- Billock, J., The Northwestern University Supracondylar Suspension Technique for Below-Elbow Amputation., Selected Readings: A review of Orthotics and Prosthetics, pp. 229-235. American Orthotic and Prosthetic Association, Washington, D.C. 1980.
- Andrew, T., Elbow Disarticulation and Transhumeral Amputation: Prosthetic Principles, Chapter 9B: Atlas of Limb Prosthetics: Surgical, Prosthetic, and Rehabilitation Principles. Smith DG, Michael, JW, Bowker JH, eds., American Academy of Orthopedic Surgeons, edition 2, 1992, Rosemont, IL.
- Childress, D., Elbow Disarticulation and Transhumeral Amputation: Prosthetic Principles, Chapter 6D: Atlas of Limb Prosthetics: Surgical, Prosthetic, and Rehabilitation Principles. Smith DG, Michael, JW, Bowker JH, eds., American Academy of Orthopedic Surgeons, edition 2, 1992, Rosemont, IL.
- Bertels, T.H., Functions of the Body Harness for Upper Extremity Prostheses, Bertels, T.H., Otto Bock Healthcare, 2001.
- Miguelez JM, Miguelez MD, Alley RD. Amputations about the shoulder: prosthetic management. In: Smith DG, Michael, JW, Bowker JH, eds. 3rd ed. Altas of Amputations and Limb Deficiencies—Surgical, Prosthetic, and Rehabilitation Principles. Rosemont, IL: American Academy or Orthopaedic Surgeons; 2004:263-273.
- Sauter WF, Naumann S, Milner M. A threequarter type below elbow socket for myoelectric prostheses. Prosthet Orthot Int 1986;10:79-82.

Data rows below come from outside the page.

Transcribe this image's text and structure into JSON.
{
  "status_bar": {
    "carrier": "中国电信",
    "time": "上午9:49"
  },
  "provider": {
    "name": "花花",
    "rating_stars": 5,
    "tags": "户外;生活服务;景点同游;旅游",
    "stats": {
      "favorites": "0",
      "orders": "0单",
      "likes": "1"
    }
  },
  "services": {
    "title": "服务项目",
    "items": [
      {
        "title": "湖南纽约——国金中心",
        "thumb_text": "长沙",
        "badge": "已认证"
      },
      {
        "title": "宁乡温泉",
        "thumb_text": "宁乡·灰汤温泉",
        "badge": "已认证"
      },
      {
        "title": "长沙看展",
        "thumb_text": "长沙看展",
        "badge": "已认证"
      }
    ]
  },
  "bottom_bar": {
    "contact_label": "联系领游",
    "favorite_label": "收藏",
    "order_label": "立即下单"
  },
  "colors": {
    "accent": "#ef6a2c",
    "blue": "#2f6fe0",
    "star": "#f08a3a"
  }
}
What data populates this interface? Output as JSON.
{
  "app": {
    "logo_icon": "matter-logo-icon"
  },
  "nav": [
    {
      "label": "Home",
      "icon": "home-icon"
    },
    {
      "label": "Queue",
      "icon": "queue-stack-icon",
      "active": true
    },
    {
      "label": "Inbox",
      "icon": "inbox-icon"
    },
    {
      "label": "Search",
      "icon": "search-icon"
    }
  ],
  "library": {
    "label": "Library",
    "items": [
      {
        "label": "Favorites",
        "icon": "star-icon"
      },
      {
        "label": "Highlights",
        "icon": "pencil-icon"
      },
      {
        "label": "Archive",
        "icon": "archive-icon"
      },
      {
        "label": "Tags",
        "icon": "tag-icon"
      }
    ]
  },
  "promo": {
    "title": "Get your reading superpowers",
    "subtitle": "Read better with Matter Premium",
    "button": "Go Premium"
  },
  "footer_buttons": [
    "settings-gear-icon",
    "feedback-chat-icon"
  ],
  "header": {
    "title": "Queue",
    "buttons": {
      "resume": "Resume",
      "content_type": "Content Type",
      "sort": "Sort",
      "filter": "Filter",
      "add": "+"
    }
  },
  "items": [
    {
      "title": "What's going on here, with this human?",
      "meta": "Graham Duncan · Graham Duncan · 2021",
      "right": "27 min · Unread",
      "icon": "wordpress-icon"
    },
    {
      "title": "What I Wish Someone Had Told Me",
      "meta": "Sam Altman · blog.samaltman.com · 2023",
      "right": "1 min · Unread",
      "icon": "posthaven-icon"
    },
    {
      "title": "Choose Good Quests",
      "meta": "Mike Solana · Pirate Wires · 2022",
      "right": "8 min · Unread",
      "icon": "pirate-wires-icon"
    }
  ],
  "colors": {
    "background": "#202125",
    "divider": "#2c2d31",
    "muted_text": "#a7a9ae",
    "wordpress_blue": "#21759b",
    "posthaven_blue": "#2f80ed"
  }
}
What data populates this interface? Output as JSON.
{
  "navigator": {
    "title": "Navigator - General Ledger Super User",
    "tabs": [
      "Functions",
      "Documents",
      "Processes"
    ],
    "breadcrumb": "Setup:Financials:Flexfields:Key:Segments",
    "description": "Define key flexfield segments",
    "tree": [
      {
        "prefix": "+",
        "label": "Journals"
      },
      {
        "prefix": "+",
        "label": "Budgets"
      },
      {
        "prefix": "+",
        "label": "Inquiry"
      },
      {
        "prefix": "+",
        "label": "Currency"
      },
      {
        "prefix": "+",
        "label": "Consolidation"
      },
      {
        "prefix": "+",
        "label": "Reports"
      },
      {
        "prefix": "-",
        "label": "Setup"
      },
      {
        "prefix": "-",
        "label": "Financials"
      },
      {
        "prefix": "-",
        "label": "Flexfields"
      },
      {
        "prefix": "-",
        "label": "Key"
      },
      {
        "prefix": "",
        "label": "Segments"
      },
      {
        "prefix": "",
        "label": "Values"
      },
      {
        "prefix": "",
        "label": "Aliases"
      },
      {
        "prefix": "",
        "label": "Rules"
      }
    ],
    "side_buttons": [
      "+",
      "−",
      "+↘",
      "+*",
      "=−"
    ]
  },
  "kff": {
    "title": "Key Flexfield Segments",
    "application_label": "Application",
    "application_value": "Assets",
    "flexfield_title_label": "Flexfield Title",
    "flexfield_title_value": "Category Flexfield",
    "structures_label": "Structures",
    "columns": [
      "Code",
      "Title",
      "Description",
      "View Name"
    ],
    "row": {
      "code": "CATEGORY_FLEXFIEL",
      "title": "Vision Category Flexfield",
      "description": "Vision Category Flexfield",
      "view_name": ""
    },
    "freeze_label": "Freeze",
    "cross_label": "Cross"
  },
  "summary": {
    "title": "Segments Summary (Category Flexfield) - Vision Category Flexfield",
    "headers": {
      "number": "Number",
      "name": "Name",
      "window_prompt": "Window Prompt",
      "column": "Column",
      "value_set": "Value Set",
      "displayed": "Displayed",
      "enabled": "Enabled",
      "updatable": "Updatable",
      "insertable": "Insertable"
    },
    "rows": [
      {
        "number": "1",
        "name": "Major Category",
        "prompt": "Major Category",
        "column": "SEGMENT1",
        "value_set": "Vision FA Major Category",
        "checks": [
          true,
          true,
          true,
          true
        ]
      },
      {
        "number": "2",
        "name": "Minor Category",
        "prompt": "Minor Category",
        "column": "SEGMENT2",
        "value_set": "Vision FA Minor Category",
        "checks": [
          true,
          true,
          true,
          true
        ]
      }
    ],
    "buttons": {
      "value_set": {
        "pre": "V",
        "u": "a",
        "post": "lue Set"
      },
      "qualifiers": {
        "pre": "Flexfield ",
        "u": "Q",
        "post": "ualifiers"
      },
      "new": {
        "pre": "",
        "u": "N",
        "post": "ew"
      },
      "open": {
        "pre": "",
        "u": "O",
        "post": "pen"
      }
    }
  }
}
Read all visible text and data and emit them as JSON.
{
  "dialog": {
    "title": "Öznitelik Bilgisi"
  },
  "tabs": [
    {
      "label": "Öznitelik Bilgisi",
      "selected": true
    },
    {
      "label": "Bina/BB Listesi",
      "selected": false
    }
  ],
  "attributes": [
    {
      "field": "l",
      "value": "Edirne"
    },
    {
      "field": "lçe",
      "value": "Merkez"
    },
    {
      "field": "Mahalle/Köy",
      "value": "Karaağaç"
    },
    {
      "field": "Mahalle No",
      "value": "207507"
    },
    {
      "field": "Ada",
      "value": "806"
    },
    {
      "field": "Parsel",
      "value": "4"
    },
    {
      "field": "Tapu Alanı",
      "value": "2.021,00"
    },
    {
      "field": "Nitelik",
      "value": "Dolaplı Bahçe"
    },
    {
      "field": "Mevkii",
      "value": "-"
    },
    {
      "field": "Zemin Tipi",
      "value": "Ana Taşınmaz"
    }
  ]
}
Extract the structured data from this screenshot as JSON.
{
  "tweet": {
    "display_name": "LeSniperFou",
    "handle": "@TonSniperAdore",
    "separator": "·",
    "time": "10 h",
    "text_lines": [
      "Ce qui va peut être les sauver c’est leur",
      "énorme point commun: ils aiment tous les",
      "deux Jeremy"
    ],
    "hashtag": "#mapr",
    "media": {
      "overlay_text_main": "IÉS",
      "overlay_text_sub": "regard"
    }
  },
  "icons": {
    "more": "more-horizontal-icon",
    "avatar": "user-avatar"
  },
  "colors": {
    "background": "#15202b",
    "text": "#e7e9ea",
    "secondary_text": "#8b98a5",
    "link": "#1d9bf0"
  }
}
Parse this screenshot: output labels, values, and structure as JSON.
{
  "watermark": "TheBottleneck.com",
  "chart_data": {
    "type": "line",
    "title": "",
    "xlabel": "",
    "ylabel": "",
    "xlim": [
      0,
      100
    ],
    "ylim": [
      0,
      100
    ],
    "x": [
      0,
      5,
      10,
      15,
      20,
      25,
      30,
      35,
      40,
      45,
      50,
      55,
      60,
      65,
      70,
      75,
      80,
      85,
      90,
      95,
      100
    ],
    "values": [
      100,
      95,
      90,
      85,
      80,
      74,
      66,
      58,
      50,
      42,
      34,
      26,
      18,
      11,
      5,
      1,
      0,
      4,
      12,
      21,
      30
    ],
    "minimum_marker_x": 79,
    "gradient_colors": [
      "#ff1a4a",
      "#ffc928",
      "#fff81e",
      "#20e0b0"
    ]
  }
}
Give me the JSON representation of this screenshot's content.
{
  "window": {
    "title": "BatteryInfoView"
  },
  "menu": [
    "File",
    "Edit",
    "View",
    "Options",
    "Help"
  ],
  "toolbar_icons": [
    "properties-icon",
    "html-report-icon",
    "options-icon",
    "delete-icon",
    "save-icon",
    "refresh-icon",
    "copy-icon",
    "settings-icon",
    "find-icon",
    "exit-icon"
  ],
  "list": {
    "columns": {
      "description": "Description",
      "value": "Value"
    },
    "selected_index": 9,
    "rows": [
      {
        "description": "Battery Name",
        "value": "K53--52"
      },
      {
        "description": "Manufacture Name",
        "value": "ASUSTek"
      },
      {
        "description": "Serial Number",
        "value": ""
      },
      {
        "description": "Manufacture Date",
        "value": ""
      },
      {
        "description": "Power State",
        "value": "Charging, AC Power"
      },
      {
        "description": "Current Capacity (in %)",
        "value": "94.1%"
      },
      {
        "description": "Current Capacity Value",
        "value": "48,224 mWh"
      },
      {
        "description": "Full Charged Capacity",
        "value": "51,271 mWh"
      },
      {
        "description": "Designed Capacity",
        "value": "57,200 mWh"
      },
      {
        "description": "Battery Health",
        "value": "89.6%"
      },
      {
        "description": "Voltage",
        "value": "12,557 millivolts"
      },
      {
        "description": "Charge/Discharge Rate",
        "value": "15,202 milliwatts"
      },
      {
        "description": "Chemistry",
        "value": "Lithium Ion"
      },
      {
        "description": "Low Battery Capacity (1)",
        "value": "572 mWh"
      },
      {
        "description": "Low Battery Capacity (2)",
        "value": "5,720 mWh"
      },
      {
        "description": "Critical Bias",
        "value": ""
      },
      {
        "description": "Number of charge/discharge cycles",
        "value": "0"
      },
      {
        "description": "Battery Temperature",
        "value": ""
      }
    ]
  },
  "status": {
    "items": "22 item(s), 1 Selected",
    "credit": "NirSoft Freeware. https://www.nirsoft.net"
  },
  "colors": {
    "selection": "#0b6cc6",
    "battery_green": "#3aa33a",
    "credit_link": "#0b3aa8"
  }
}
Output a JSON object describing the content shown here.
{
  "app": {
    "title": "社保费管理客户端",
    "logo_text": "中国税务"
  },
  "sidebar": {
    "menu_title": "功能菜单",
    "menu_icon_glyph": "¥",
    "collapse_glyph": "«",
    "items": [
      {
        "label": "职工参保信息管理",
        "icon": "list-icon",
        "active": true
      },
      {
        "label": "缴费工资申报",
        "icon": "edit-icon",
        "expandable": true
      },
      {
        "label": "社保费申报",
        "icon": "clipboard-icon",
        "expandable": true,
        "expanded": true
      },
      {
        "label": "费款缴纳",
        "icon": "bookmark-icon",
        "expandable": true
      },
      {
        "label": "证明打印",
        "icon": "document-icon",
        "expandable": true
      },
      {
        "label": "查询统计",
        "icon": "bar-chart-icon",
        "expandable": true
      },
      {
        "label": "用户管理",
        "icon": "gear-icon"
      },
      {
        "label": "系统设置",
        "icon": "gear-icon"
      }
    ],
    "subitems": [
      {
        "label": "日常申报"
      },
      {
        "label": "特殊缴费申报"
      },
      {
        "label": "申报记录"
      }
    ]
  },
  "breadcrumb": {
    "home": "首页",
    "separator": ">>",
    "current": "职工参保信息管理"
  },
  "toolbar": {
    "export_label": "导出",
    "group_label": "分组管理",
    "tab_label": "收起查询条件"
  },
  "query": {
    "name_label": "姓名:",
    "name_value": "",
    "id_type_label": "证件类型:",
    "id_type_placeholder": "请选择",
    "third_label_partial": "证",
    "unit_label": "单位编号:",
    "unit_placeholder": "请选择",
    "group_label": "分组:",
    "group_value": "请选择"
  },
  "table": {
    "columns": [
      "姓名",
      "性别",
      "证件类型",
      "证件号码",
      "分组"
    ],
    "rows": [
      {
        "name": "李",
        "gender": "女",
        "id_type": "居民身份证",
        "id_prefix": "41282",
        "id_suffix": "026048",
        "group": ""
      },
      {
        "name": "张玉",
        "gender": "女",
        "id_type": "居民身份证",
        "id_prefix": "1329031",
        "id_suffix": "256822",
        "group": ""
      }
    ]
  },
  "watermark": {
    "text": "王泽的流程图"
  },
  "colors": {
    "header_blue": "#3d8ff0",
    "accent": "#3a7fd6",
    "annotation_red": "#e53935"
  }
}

- Daly W. Clinical application of roll-on sleeves for myoelectrically controlled transradial and transhumeral prostheses. J Prosthet Orthot 2000;12:88-91.